Most cult objects essentially invent their own cults (think The Rocky Horror Picture Show), but Once a Runner had a readership waiting for it. The book doesn't just have a cult, in other words—its subject is a cult, and it depicts the cult's rituals in the minutest detail. Parker captures how it all feels: how during a tough workout a random word or phrase will materialize in your mind and be turned over and played with like "seals with a beach ball"; how as you wander around a track meet you feel as though your personal record is the dominant fact of your life ("This gentleman here, perhaps you'd like to meet him, is 27:42"); how after a race your spine feels as though it's "made of bamboo." Reading these dead-on descriptions, a runner feels a pleasurable sensation of recognition. The nonrunner, I assume, feels nothing.
Like many cults, distance running has its mysteries, and The Secret—how you become a real runner—is Once a Runner's chief concern. ("As Denton's reputation grew," Parker writes, "a number of undergraduate runners decided they would train with him, thinking to pick up on The Secret.") But it turns out that The Secret is that there is no secret. The runner must pound the mileage, as we say. It's a grueling, tedious, insane lifestyle. So why do we keep doing it?
To understand the answer, you have to understand a bit about distance running. For one thing, it helps to know that only nonrunners talk about a "runner's high." It's not that it doesn't exist, that weird feeling of euphoria you sometimes get briefly after a tough day at the track or a superlong run. But no one could possibly be a runner just for the highs, whether brought on by natural chemicals or by winning a race.
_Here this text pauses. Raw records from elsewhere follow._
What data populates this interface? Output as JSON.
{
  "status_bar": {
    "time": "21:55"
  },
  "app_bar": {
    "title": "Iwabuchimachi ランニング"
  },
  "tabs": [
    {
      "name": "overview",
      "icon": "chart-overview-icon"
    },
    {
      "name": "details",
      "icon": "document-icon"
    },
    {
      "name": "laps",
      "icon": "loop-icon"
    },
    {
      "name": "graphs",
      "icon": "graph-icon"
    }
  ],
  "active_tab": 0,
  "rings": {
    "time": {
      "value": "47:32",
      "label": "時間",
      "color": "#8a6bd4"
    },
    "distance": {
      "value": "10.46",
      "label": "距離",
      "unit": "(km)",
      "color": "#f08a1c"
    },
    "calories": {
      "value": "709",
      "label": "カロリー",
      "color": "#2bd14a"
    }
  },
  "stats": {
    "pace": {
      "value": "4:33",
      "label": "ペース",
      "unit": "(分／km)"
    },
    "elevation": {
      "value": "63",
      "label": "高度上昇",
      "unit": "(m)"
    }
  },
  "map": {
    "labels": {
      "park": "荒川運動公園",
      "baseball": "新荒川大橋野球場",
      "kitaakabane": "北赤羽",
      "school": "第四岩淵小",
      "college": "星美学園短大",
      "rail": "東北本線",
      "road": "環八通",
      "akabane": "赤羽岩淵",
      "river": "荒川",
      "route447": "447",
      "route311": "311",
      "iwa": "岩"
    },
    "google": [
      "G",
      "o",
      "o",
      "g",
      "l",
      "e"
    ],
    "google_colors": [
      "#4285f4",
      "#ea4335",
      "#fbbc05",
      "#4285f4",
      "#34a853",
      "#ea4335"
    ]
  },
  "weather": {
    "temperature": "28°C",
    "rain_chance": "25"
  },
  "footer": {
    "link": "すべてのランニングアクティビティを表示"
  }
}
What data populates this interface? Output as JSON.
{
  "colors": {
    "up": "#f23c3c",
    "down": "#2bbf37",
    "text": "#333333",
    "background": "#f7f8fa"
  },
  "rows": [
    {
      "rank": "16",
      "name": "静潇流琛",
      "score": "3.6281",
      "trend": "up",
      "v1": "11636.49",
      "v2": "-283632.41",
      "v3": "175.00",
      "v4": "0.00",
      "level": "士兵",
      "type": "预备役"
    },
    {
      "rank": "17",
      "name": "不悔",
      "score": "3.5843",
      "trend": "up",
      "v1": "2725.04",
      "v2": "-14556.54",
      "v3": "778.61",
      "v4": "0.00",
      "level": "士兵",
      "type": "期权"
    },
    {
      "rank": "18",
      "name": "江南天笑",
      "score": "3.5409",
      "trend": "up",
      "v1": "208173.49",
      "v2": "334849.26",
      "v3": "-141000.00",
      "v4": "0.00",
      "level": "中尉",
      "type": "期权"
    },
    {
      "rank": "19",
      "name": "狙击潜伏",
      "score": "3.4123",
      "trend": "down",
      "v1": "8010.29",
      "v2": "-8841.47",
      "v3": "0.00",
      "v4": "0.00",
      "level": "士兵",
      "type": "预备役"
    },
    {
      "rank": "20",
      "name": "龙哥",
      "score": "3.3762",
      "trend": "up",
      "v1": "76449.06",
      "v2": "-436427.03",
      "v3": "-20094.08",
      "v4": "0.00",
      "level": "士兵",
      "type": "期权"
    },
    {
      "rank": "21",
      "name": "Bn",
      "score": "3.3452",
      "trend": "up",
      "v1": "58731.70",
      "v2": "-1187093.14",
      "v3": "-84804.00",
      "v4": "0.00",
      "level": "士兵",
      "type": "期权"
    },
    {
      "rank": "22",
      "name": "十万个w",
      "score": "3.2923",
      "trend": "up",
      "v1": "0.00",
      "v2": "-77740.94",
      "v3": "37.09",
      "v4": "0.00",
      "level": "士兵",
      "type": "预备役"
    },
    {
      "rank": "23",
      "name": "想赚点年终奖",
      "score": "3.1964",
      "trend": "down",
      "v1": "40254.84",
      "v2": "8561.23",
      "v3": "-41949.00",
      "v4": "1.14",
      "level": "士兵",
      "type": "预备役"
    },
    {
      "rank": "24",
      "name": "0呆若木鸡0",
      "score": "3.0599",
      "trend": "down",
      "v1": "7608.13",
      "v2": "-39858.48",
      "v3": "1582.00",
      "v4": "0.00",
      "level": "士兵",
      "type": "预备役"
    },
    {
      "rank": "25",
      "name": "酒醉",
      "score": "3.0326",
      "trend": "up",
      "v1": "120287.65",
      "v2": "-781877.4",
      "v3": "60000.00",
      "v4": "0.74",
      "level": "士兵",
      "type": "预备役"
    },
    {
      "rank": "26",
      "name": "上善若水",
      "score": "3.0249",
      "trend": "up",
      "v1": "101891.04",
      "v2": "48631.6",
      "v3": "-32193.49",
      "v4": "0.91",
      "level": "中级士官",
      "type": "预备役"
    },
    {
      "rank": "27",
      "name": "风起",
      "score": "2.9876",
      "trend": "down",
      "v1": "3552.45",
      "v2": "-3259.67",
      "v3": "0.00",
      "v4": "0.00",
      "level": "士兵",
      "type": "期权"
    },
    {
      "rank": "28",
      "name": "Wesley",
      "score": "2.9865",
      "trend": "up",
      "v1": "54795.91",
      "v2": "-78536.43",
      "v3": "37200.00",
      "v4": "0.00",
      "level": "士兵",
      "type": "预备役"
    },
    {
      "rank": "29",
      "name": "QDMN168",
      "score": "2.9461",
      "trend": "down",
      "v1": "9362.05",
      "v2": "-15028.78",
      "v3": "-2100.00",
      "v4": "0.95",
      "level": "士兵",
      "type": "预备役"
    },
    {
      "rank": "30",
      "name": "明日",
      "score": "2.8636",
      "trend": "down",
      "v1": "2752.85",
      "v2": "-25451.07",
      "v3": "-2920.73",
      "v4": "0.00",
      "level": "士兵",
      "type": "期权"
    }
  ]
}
The running life is mostly just lots and lots and lots of miles. Only a few competitions punctuate the grind of thankless workouts on anonymous tracks, and you literally need a very loud gun to snap you out of the training existence and tell you it's time to save nothing for later. There simply isn't enough in the way of traditional rewards as compared with hard labor to make it worthwhile—that is, if you're only after the traditional rewards.
Once a Runner gets all this. It presents the distance running life as overwhelmingly mundane. It is appropriate that Quenton first shatters the all-important four-minute mile not in a race but during a random training session—"Just another goddamn workout." This being a sports novel, there is a Big Race at the end where Everything is on the line. But the book's true climax comes during one of Quenton's workouts in preparation for the race, an interval session requiring 60 quarter-miles (for those of you who've done quarters workouts, no, that's not a typo). Denton forces Quenton to run the final 20 alone: "I know you can do this thing because I once did it myself," Denton tells him. "When it was over I knew some very important things." And thus it is after the workout, and not the race, that Quenton achieves true self-knowledge, the end of any novel of growth. "I know," Quenton gasps afterward. "But it is a very hard thing to have to know."
The forthcoming edition is by far the handsomest copy of Once a Runner I've seen, but a part of me wishes the novel had stayed out-of-print. Not everyone is up for the running life, and not everyone should be able to get their hands on this book. It should take effort, whether that means borrowing (or stealing) it from someone or saving up $77.98. Once a Runner's portrait of running may smack of elitism, but it is a democratic elitism: Not everyone can be a runner, but a runner can come from anywhere.